Want to get to know someone better? Here are some questions you can ask.
Maybe you're trying to get to know someone better. Maybe you're trying to make conversations more interesting. Or, maybe you just want to improve your communication skills by asking better questions. Communication may just be the backbone of healthy relationships. But communication is more than just a tool we use to explore ourselves. It can also be used to build closer bonds with others. One way we can do this is by asking questions—questions that lead others to self-disclose to us. This is how we get to know who the other person is for real.
In perhaps one of the best-known studies on relationships, Art Aron showed that when two people asked each other increasingly probing questions over a 45-minute period, they felt closer than two people who had just engaged in chit-chat (Aron et al., 1997). Further research suggests that when others self-disclose personal information, we like them more (Sprecher, Treger, & Wondra, 2013). This may partially explain why asking and answering questions increases closeness.
Questions to Ask
To start increasing closeness (or just get to know someone), here are some questions you can ask:
If you could have three wishes, what would they be?
Who was your favorite cartoon character when you were a kid?
Do you believe in giving people second chances?
What did you want to be when you grew up?
Are you a mountain or a beach person?
What is your spirit animal?
How would you describe your first crush?
What are your favorite hobbies?
Do you think anyone has the capacity to cheat or do you think only cheaters cheat?
Have you ever shoplifted anything?
Have you ever done something you regretted?
What do you think the solution is to climate change?
Do you think psychics are actually psychic?
What is your favorite workout?
Do you believe in astrology?
What do you want people to remember about you after you’re gone?
What was the most important lesson you’ve learned from a past relationship?
What are some of your favorite books?

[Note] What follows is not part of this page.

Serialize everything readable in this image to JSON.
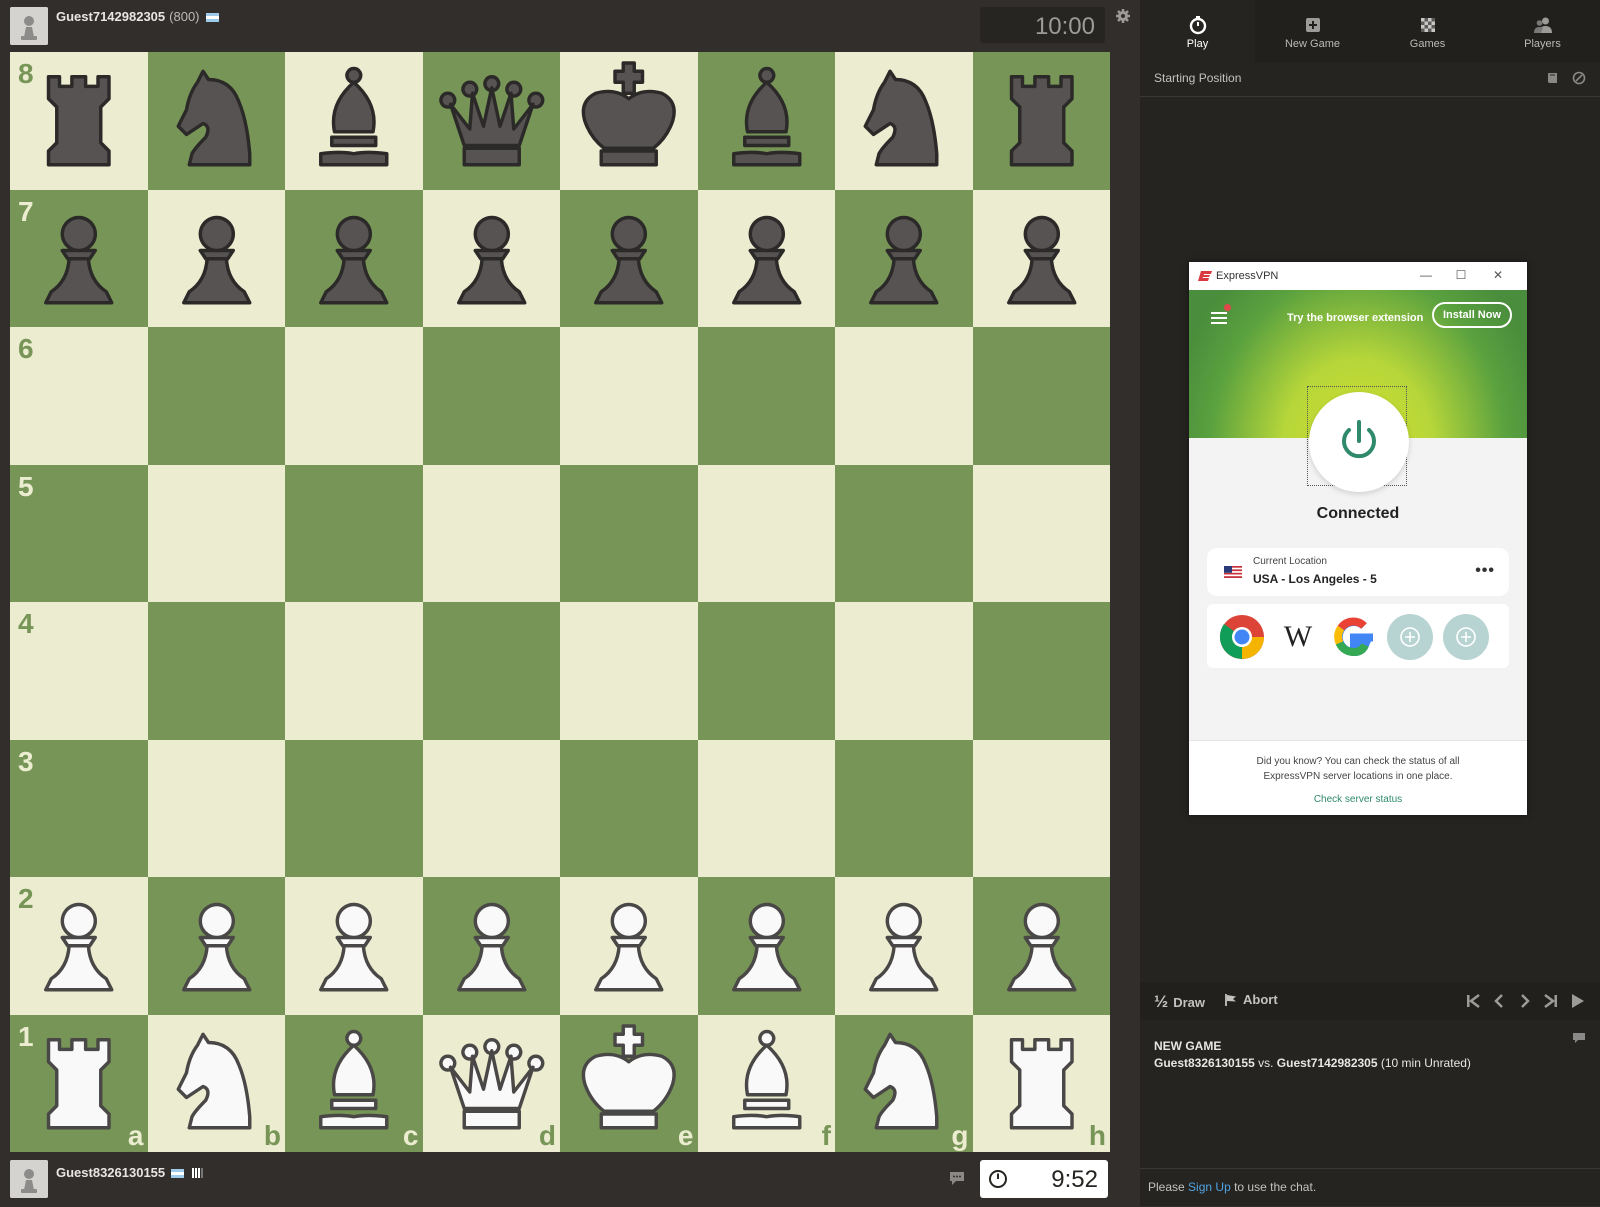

What is a skill that you want to build?
If you could change one thing about your childhood what would it be and why?
Do you know how to play any musical instruments?

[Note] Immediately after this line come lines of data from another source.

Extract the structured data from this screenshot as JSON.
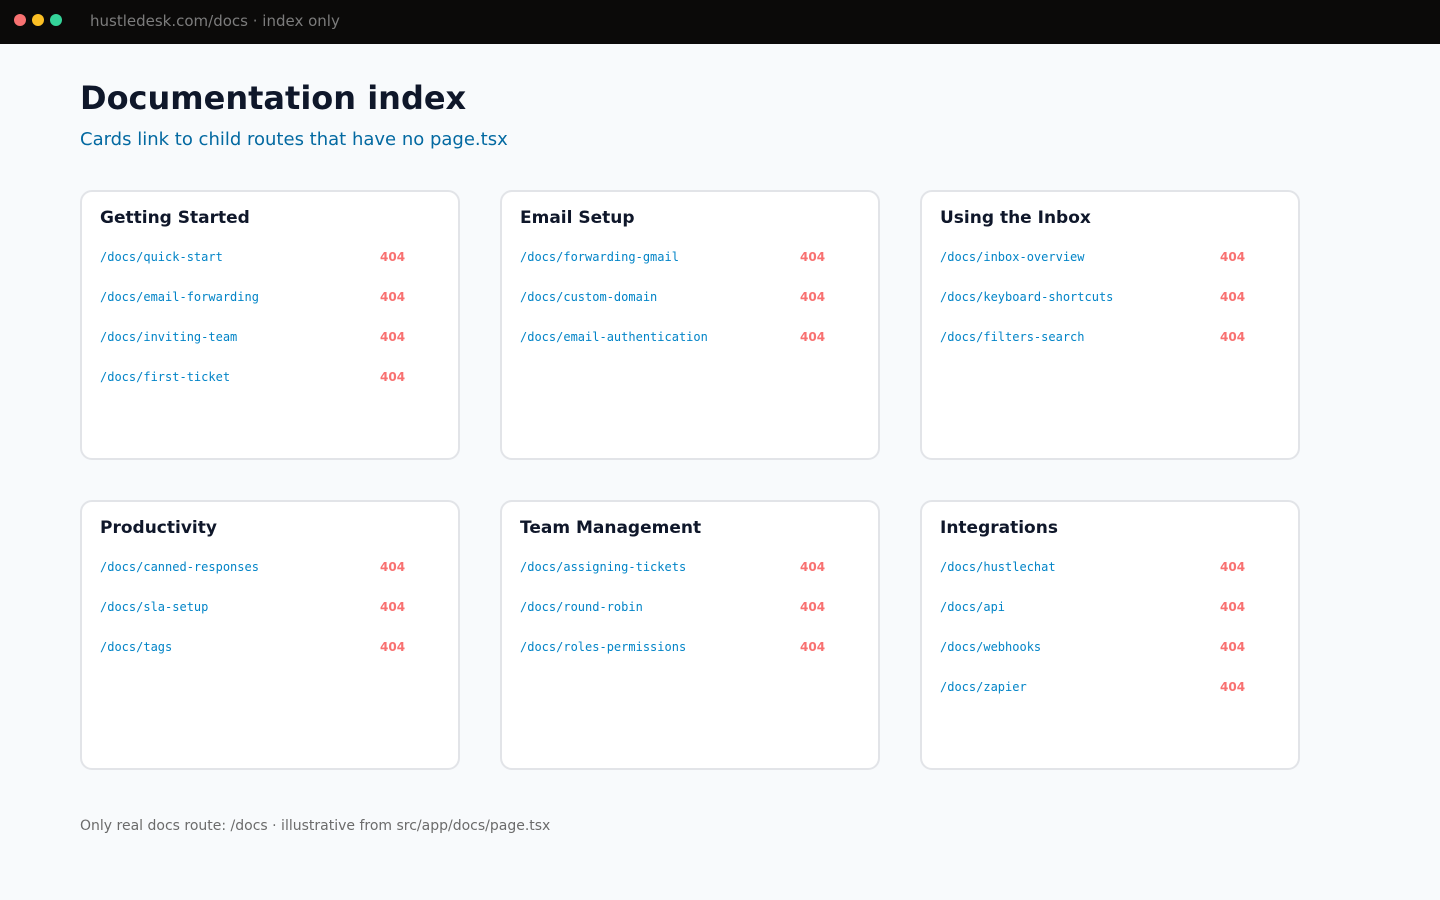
{
  "window": {
    "url": "hustledesk.com/docs · index only",
    "dot_colors": [
      "#f87171",
      "#fbbf24",
      "#34d399"
    ]
  },
  "header": {
    "title": "Documentation index",
    "subtitle": "Cards link to child routes that have no page.tsx"
  },
  "cards": [
    {
      "title": "Getting Started",
      "routes": [
        {
          "path": "/docs/quick-start",
          "status": "404"
        },
        {
          "path": "/docs/email-forwarding",
          "status": "404"
        },
        {
          "path": "/docs/inviting-team",
          "status": "404"
        },
        {
          "path": "/docs/first-ticket",
          "status": "404"
        }
      ]
    },
    {
      "title": "Email Setup",
      "routes": [
        {
          "path": "/docs/forwarding-gmail",
          "status": "404"
        },
        {
          "path": "/docs/custom-domain",
          "status": "404"
        },
        {
          "path": "/docs/email-authentication",
          "status": "404"
        }
      ]
    },
    {
      "title": "Using the Inbox",
      "routes": [
        {
          "path": "/docs/inbox-overview",
          "status": "404"
        },
        {
          "path": "/docs/keyboard-shortcuts",
          "status": "404"
        },
        {
          "path": "/docs/filters-search",
          "status": "404"
        }
      ]
    },
    {
      "title": "Productivity",
      "routes": [
        {
          "path": "/docs/canned-responses",
          "status": "404"
        },
        {
          "path": "/docs/sla-setup",
          "status": "404"
        },
        {
          "path": "/docs/tags",
          "status": "404"
        }
      ]
    },
    {
      "title": "Team Management",
      "routes": [
        {
          "path": "/docs/assigning-tickets",
          "status": "404"
        },
        {
          "path": "/docs/round-robin",
          "status": "404"
        },
        {
          "path": "/docs/roles-permissions",
          "status": "404"
        }
      ]
    },
    {
      "title": "Integrations",
      "routes": [
        {
          "path": "/docs/hustlechat",
          "status": "404"
        },
        {
          "path": "/docs/api",
          "status": "404"
        },
        {
          "path": "/docs/webhooks",
          "status": "404"
        },
        {
          "path": "/docs/zapier",
          "status": "404"
        }
      ]
    }
  ],
  "footer": {
    "text": "Only real docs route: /docs  ·  illustrative from src/app/docs/page.tsx"
  }
}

Who or what inspires you?
What is your place in the whole world?
Who is your doppelganger?
Have you ever had an epiphany? If so, what was it like for you?
What was the most intense experience you've had in your life?
Are you a morning or a night person?
How do you think you'd be different if you were raised in a different family?
What is the most important lesson you've learned this year?
What is your dream vacation?
What superpowers did you wish you had when you were a kid?
Are you very close to anyone in your family? Why?
If you could live anywhere in the world, where would you live?
What are your passions in life?
Have you ever had your heart broken? What did it feel like to you?
What type of music energizes you?
Are you still friends with anyone from high school?
What was your favorite subject or class in high school?
What was the most memorable experience from your childhood?
What is one accomplishment that you're proud of?
When you see your family, what do you do together?
Is there anything from the past that you wish would come back?
Do you get déjà vu? What does it feel like for you?
What makes you feel nostalgic?
What would you do if you found out you had a year to live?
If you redesigned society, what would you change?
What would be a perfect day for you?
If you had to eat only one meal for the rest of your life what would it be?
What's your least favorite food?
What's one thing I don't already know about you?
Asking questions can be a great way to learn more about others, increase closeness between you, and have more interesting conversations. Hopefully, these questions will give you some ideas for what to ask people.
Aron, A., Melinat, E., Aron, E. N., Vallone, R. D., & Bator, R. J. (1997). The experimental generation of interpersonal closeness: A procedure and some preliminary findings. Personality and social psychology bulletin, 23(4), 363-377.
Sprecher, S., Treger, S., & Wondra, J. D. (2013). Effects of self-disclosure role on liking, closeness, and other impressions in get-acquainted interactions. Journal of Social and Personal Relationships, 30(4), 497-514.